Is there a doctor in the house!? It doesn't take one to know how to tie the Surgeon's Knot.
Nope. You don't have to be a genius for tying this surgeon's fishing knot. It's so easy and really quick to tie.
As you may have guessed, the surgeon's loop knot acquired it's name from how surgeons tie up the sutures when stitching up their patients.
This simple fishing knot is one of the best for connecting two lines together of similar diameter.
It's stronger than the complicated blood knot. However, the one con is that it bends at the knot to veer off to the right. I wouldn't let the ugliness of this knot deter you, because if it's good enough to hold a wound together, then it should be trusted well enough to bring in those big fish.
Steps To Tie A Surgeon's Loop Knot:

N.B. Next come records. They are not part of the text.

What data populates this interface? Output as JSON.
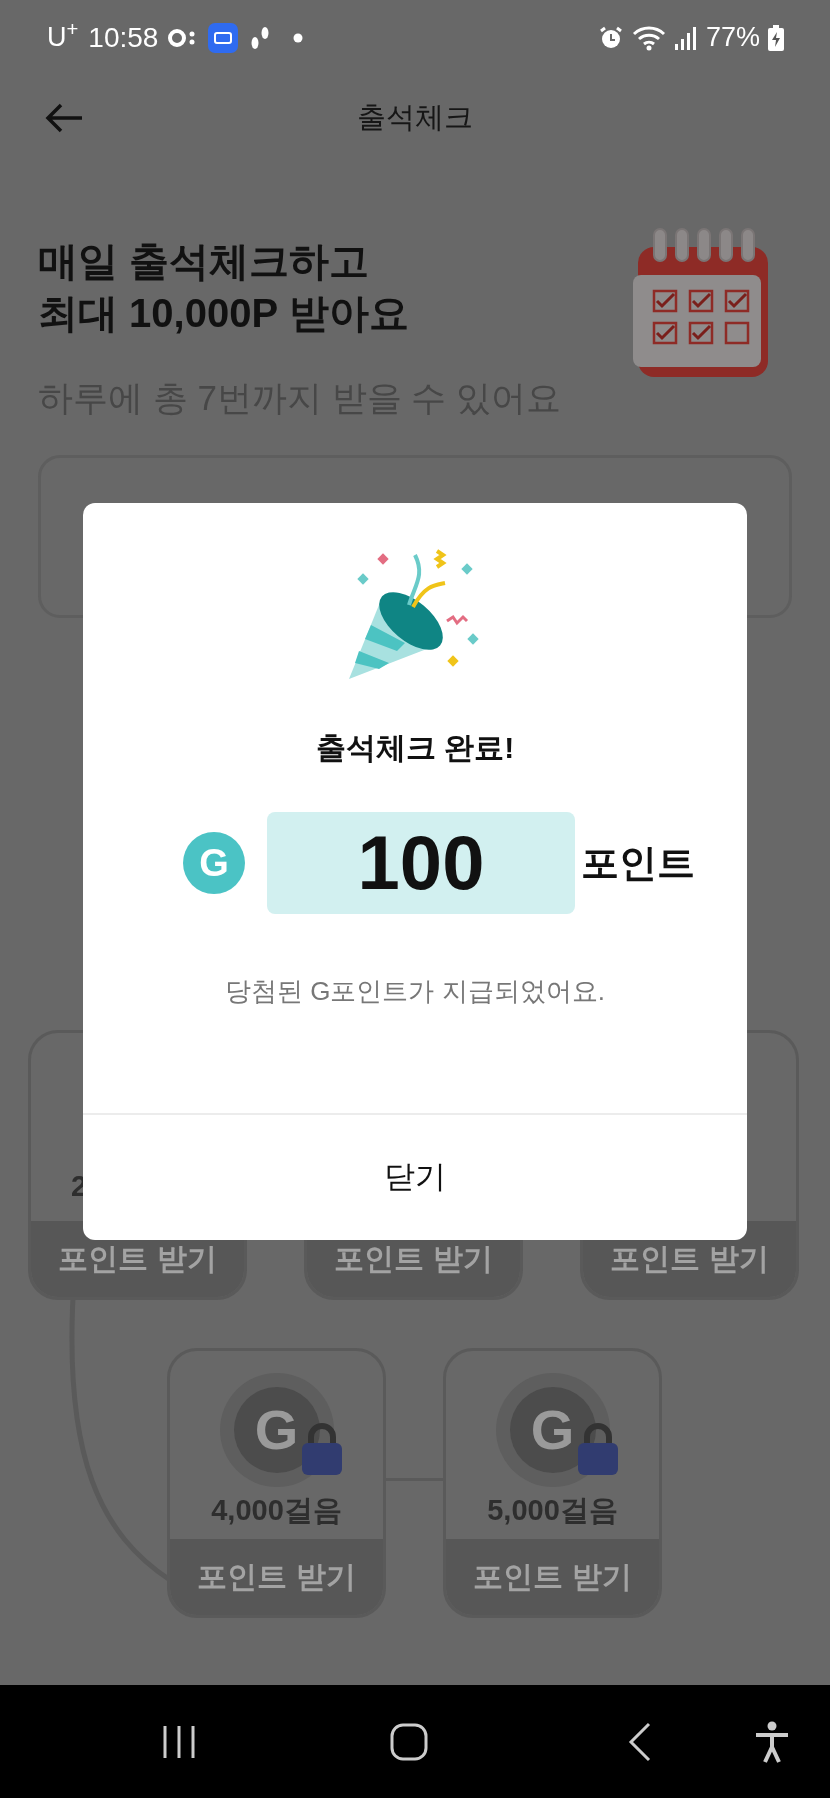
{
  "status_bar": {
    "carrier": "U$^{+}$",
    "time": "10:58",
    "battery": "77%"
  },
  "header": {
    "title": "출석체크"
  },
  "hero": {
    "title_lines": [
      "매일 출석체크하고",
      "최대 10,000P 받아요"
    ],
    "subtitle": "하루에 총 7번까지 받을 수 있어요"
  },
  "step_rows": [
    [
      {
        "steps": "2",
        "button": "포인트 받기",
        "disabled": true
      },
      {
        "button": "포인트 받기",
        "disabled": true
      },
      {
        "button": "포인트 받기",
        "disabled": true
      }
    ],
    [
      {
        "coin": "G",
        "locked": true,
        "steps": "4,000걸음",
        "button": "포인트 받기",
        "disabled": true
      },
      {
        "coin": "G",
        "locked": true,
        "steps": "5,000걸음",
        "button": "포인트 받기",
        "disabled": true
      }
    ]
  ],
  "dialog": {
    "title": "출석체크 완료!",
    "coin": "G",
    "points": "100",
    "unit": "포인트",
    "message": "당첨된 G포인트가 지급되었어요.",
    "close": "닫기"
  }
}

1. Place about 10 to 12 inches of fishing line next to another - the tag end of the main line past the tag end of another.
2. Form a loop with the two lines. The loop should be about a few inches big.

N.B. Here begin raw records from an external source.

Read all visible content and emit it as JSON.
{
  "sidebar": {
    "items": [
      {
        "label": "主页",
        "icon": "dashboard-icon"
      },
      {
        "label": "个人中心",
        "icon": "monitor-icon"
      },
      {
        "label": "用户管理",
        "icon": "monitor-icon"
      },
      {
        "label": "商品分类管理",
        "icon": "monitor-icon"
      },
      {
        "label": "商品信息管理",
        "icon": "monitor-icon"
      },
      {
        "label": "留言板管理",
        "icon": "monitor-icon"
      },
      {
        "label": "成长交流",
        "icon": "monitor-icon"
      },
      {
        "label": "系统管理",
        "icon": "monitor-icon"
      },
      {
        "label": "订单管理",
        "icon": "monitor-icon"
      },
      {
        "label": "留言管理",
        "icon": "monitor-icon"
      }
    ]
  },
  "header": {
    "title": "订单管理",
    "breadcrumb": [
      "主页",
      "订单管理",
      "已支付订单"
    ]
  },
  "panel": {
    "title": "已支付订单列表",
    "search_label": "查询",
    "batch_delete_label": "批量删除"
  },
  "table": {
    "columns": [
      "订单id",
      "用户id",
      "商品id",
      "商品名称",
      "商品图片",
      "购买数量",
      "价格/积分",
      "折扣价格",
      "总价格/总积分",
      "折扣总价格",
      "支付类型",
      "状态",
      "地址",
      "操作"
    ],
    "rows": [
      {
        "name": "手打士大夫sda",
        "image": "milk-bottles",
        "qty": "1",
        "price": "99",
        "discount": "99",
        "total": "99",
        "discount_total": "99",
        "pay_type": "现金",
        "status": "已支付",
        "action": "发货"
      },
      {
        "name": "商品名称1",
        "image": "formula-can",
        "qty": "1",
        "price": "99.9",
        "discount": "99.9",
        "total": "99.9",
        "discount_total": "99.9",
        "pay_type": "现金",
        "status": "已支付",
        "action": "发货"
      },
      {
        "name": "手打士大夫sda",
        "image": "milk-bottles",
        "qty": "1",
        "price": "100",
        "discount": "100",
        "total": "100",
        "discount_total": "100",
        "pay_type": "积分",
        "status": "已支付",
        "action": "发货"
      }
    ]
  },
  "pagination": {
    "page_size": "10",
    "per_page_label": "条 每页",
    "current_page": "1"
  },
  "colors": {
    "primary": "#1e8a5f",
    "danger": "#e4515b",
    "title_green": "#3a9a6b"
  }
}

3. With the tag end of the main line and the new line being attached, pass those ends through the loop the same way a regular overhand knot is done.
Wrap those ends through the loop twice. Twice is efficient, however, you can pass it through once more to create a triple surgeon's loop.
4. Begin pulling on all four lines to form the knot.
Moisten the knot and pull tight to complete the knot. Trim the tag ends.
And that's the not-so-pretty, but handy-dandy-trusting Surgeon's Knot. Now you're ready to play doctor on some fish as a recreational hook removal technician! ;-)
Anglers enjoy using this knot for freshwater fishing, saltwater angling, and fly fishing tippets and leaders.
If you're serious about fishing, it's a good idea to learn
about which knots are best to use and for what.
Books and videos are perfect just for that. It can also be just as
helpful to carry a set of waterproof knot tying instructions with yourself
out on the water.